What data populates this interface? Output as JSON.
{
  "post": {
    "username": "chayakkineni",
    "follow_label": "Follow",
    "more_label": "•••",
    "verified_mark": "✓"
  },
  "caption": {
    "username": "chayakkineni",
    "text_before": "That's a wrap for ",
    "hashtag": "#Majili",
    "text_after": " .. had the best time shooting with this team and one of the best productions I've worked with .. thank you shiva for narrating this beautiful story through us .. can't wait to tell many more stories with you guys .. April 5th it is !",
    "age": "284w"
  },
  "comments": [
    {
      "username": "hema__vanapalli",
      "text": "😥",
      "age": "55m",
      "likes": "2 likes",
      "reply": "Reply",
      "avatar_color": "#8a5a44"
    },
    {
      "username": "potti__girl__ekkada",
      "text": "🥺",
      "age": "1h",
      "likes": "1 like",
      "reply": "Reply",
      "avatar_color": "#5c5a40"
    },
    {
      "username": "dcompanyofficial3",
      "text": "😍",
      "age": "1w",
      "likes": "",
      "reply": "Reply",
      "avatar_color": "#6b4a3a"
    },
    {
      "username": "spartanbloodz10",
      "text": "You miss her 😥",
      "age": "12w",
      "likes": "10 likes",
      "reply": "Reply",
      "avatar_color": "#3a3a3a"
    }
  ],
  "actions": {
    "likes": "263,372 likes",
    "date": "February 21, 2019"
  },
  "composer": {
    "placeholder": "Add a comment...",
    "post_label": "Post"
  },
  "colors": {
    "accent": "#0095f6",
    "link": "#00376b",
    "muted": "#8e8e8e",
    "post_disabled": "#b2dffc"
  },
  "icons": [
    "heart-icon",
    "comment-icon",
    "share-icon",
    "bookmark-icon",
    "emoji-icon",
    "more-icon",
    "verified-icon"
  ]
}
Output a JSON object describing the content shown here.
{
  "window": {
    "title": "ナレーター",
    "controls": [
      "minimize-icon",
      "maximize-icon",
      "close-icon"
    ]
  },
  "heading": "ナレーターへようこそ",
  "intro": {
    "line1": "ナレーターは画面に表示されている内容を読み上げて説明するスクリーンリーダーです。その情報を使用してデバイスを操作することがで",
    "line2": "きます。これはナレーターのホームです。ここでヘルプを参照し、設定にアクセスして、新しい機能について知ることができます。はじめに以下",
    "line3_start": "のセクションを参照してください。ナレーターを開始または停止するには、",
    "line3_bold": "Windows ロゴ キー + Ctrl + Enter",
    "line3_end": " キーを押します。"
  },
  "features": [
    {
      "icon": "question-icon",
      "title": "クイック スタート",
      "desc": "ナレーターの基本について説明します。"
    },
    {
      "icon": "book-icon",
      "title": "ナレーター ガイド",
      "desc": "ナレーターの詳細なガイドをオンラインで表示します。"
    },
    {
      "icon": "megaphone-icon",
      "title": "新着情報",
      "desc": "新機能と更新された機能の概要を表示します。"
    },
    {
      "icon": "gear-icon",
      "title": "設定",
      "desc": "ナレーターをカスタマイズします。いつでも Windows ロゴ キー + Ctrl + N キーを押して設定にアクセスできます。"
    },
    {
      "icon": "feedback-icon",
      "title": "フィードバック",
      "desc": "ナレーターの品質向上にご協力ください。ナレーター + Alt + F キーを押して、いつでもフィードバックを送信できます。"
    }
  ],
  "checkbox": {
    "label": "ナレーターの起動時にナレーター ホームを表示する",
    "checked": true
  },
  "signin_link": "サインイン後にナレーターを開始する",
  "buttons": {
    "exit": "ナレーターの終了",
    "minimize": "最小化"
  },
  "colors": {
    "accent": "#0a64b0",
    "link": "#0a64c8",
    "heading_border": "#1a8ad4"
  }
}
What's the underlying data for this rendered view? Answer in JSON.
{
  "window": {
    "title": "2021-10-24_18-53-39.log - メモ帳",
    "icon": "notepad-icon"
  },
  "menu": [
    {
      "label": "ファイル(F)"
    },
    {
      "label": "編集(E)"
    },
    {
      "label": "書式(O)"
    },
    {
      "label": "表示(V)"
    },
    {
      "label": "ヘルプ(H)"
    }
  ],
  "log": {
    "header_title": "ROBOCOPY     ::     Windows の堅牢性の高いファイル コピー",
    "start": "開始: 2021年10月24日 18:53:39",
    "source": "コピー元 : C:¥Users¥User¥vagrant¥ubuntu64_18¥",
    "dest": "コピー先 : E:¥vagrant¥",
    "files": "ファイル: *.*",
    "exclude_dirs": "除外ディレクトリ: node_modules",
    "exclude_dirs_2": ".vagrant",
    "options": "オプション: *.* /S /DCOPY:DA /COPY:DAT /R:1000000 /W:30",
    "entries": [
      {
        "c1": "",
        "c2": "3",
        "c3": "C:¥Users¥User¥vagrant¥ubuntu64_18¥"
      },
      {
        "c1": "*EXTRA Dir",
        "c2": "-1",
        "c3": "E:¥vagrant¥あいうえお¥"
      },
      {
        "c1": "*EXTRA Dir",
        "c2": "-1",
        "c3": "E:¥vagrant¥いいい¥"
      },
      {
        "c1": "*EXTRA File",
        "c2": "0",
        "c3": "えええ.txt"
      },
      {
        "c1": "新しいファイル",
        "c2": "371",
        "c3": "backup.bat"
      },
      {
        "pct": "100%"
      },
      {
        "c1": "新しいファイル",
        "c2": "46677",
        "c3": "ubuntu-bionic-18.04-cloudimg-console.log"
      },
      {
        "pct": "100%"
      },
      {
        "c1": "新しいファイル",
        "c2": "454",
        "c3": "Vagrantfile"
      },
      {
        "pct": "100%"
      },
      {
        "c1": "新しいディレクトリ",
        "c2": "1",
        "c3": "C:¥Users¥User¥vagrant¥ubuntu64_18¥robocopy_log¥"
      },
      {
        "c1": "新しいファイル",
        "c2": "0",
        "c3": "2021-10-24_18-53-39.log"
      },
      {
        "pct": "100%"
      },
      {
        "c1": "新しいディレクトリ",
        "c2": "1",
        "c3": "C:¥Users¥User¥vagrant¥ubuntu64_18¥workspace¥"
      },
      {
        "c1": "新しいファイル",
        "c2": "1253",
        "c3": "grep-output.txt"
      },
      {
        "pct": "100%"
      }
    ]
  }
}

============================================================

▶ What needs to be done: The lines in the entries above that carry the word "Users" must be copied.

▶ Exercise answer:
    "source": "コピー元 : C:¥Users¥User¥vagrant¥ubuntu64_18¥",
        "c3": "C:¥Users¥User¥vagrant¥ubuntu64_18¥"
        "c3": "C:¥Users¥User¥vagrant¥ubuntu64_18¥robocopy_log¥"
        "c3": "C:¥Users¥User¥vagrant¥ubuntu64_18¥workspace¥"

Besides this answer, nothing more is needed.